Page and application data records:

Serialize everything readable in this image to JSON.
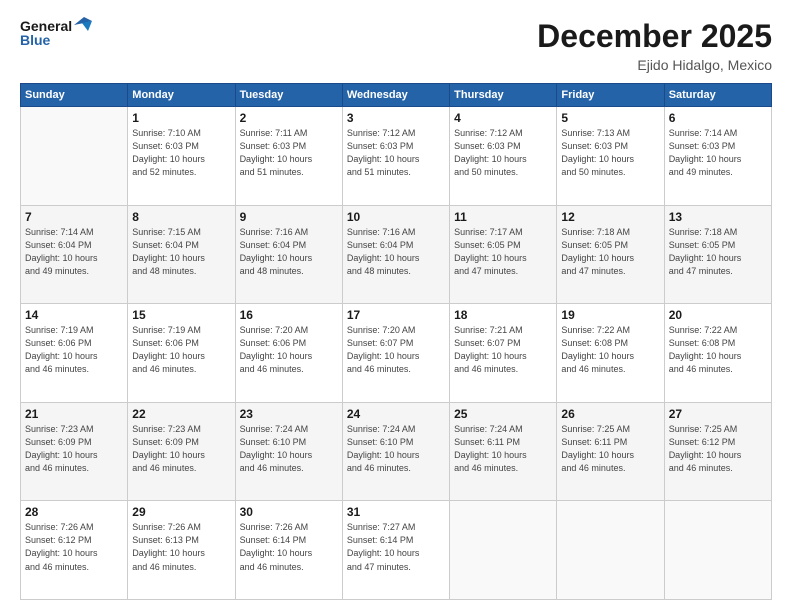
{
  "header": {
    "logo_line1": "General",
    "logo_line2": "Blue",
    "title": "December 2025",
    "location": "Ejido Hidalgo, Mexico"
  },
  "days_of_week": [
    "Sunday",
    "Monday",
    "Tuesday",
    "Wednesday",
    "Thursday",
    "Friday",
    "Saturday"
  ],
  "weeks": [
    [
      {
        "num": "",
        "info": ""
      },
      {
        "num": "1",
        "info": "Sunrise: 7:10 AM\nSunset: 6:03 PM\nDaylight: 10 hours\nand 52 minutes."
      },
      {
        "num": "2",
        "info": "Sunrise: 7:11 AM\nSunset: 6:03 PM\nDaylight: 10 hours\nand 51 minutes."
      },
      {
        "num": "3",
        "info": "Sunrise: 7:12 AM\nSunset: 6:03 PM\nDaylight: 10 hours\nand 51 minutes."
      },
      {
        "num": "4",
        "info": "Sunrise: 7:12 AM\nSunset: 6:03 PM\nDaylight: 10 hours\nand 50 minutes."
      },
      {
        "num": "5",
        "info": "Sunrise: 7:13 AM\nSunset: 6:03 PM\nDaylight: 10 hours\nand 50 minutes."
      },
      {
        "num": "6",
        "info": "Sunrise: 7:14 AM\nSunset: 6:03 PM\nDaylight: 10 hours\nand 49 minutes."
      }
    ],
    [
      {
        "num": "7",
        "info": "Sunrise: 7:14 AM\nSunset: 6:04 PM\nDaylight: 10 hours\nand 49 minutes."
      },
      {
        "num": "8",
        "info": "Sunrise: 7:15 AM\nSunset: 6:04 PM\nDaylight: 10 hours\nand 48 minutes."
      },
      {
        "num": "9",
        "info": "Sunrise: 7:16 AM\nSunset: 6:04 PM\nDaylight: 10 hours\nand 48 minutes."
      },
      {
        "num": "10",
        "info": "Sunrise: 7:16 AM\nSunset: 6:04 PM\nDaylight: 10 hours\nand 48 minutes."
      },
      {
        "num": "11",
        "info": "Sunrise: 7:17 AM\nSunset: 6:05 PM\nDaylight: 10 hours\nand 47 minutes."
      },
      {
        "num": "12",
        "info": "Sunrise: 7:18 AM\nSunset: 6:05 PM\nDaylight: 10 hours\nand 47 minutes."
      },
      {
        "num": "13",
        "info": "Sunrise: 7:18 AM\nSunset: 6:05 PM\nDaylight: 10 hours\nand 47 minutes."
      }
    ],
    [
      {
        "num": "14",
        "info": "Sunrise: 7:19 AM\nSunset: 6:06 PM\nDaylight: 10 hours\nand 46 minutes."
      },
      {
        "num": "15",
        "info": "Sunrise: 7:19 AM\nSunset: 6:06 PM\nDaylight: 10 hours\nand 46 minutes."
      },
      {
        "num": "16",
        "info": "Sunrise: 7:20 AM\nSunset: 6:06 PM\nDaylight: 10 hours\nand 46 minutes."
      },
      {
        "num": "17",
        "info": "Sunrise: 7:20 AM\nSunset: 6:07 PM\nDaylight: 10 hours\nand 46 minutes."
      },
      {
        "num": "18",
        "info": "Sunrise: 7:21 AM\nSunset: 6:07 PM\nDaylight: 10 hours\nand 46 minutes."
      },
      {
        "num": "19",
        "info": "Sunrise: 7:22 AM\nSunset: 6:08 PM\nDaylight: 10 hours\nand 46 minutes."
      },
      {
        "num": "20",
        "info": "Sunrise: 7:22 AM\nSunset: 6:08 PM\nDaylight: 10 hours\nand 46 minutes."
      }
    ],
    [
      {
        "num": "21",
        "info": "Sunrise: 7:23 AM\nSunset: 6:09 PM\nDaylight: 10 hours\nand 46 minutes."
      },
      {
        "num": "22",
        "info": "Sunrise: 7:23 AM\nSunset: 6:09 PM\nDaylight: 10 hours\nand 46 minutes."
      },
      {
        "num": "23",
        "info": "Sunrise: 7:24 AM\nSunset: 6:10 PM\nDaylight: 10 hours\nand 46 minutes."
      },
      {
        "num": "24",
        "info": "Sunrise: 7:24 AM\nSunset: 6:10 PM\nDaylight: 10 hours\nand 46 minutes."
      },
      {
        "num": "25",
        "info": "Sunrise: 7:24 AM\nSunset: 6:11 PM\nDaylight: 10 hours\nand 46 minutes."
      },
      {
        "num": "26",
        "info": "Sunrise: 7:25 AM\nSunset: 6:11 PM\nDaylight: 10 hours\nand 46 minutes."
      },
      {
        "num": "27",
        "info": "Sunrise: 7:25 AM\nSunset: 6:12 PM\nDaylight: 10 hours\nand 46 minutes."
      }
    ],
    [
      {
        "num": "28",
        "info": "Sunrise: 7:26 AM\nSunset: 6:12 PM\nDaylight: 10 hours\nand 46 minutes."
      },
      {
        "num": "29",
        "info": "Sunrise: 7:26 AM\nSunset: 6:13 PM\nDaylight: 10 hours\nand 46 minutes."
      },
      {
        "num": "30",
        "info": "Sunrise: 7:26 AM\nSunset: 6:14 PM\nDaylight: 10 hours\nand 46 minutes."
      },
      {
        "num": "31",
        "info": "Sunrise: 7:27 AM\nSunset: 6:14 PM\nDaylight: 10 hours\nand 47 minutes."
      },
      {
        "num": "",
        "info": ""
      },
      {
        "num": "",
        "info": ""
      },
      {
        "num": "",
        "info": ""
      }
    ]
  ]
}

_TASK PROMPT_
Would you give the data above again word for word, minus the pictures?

_EXERCISE RESPONSE_
Serialize everything readable in this image to JSON.
{
  "header": {
    "logo_line1": "General",
    "logo_line2": "Blue",
    "title": "December 2025",
    "location": "Ejido Hidalgo, Mexico"
  },
  "days_of_week": [
    "Sunday",
    "Monday",
    "Tuesday",
    "Wednesday",
    "Thursday",
    "Friday",
    "Saturday"
  ],
  "weeks": [
    [
      {
        "num": "",
        "info": ""
      },
      {
        "num": "1",
        "info": "Sunrise: 7:10 AM\nSunset: 6:03 PM\nDaylight: 10 hours\nand 52 minutes."
      },
      {
        "num": "2",
        "info": "Sunrise: 7:11 AM\nSunset: 6:03 PM\nDaylight: 10 hours\nand 51 minutes."
      },
      {
        "num": "3",
        "info": "Sunrise: 7:12 AM\nSunset: 6:03 PM\nDaylight: 10 hours\nand 51 minutes."
      },
      {
        "num": "4",
        "info": "Sunrise: 7:12 AM\nSunset: 6:03 PM\nDaylight: 10 hours\nand 50 minutes."
      },
      {
        "num": "5",
        "info": "Sunrise: 7:13 AM\nSunset: 6:03 PM\nDaylight: 10 hours\nand 50 minutes."
      },
      {
        "num": "6",
        "info": "Sunrise: 7:14 AM\nSunset: 6:03 PM\nDaylight: 10 hours\nand 49 minutes."
      }
    ],
    [
      {
        "num": "7",
        "info": "Sunrise: 7:14 AM\nSunset: 6:04 PM\nDaylight: 10 hours\nand 49 minutes."
      },
      {
        "num": "8",
        "info": "Sunrise: 7:15 AM\nSunset: 6:04 PM\nDaylight: 10 hours\nand 48 minutes."
      },
      {
        "num": "9",
        "info": "Sunrise: 7:16 AM\nSunset: 6:04 PM\nDaylight: 10 hours\nand 48 minutes."
      },
      {
        "num": "10",
        "info": "Sunrise: 7:16 AM\nSunset: 6:04 PM\nDaylight: 10 hours\nand 48 minutes."
      },
      {
        "num": "11",
        "info": "Sunrise: 7:17 AM\nSunset: 6:05 PM\nDaylight: 10 hours\nand 47 minutes."
      },
      {
        "num": "12",
        "info": "Sunrise: 7:18 AM\nSunset: 6:05 PM\nDaylight: 10 hours\nand 47 minutes."
      },
      {
        "num": "13",
        "info": "Sunrise: 7:18 AM\nSunset: 6:05 PM\nDaylight: 10 hours\nand 47 minutes."
      }
    ],
    [
      {
        "num": "14",
        "info": "Sunrise: 7:19 AM\nSunset: 6:06 PM\nDaylight: 10 hours\nand 46 minutes."
      },
      {
        "num": "15",
        "info": "Sunrise: 7:19 AM\nSunset: 6:06 PM\nDaylight: 10 hours\nand 46 minutes."
      },
      {
        "num": "16",
        "info": "Sunrise: 7:20 AM\nSunset: 6:06 PM\nDaylight: 10 hours\nand 46 minutes."
      },
      {
        "num": "17",
        "info": "Sunrise: 7:20 AM\nSunset: 6:07 PM\nDaylight: 10 hours\nand 46 minutes."
      },
      {
        "num": "18",
        "info": "Sunrise: 7:21 AM\nSunset: 6:07 PM\nDaylight: 10 hours\nand 46 minutes."
      },
      {
        "num": "19",
        "info": "Sunrise: 7:22 AM\nSunset: 6:08 PM\nDaylight: 10 hours\nand 46 minutes."
      },
      {
        "num": "20",
        "info": "Sunrise: 7:22 AM\nSunset: 6:08 PM\nDaylight: 10 hours\nand 46 minutes."
      }
    ],
    [
      {
        "num": "21",
        "info": "Sunrise: 7:23 AM\nSunset: 6:09 PM\nDaylight: 10 hours\nand 46 minutes."
      },
      {
        "num": "22",
        "info": "Sunrise: 7:23 AM\nSunset: 6:09 PM\nDaylight: 10 hours\nand 46 minutes."
      },
      {
        "num": "23",
        "info": "Sunrise: 7:24 AM\nSunset: 6:10 PM\nDaylight: 10 hours\nand 46 minutes."
      },
      {
        "num": "24",
        "info": "Sunrise: 7:24 AM\nSunset: 6:10 PM\nDaylight: 10 hours\nand 46 minutes."
      },
      {
        "num": "25",
        "info": "Sunrise: 7:24 AM\nSunset: 6:11 PM\nDaylight: 10 hours\nand 46 minutes."
      },
      {
        "num": "26",
        "info": "Sunrise: 7:25 AM\nSunset: 6:11 PM\nDaylight: 10 hours\nand 46 minutes."
      },
      {
        "num": "27",
        "info": "Sunrise: 7:25 AM\nSunset: 6:12 PM\nDaylight: 10 hours\nand 46 minutes."
      }
    ],
    [
      {
        "num": "28",
        "info": "Sunrise: 7:26 AM\nSunset: 6:12 PM\nDaylight: 10 hours\nand 46 minutes."
      },
      {
        "num": "29",
        "info": "Sunrise: 7:26 AM\nSunset: 6:13 PM\nDaylight: 10 hours\nand 46 minutes."
      },
      {
        "num": "30",
        "info": "Sunrise: 7:26 AM\nSunset: 6:14 PM\nDaylight: 10 hours\nand 46 minutes."
      },
      {
        "num": "31",
        "info": "Sunrise: 7:27 AM\nSunset: 6:14 PM\nDaylight: 10 hours\nand 47 minutes."
      },
      {
        "num": "",
        "info": ""
      },
      {
        "num": "",
        "info": ""
      },
      {
        "num": "",
        "info": ""
      }
    ]
  ]
}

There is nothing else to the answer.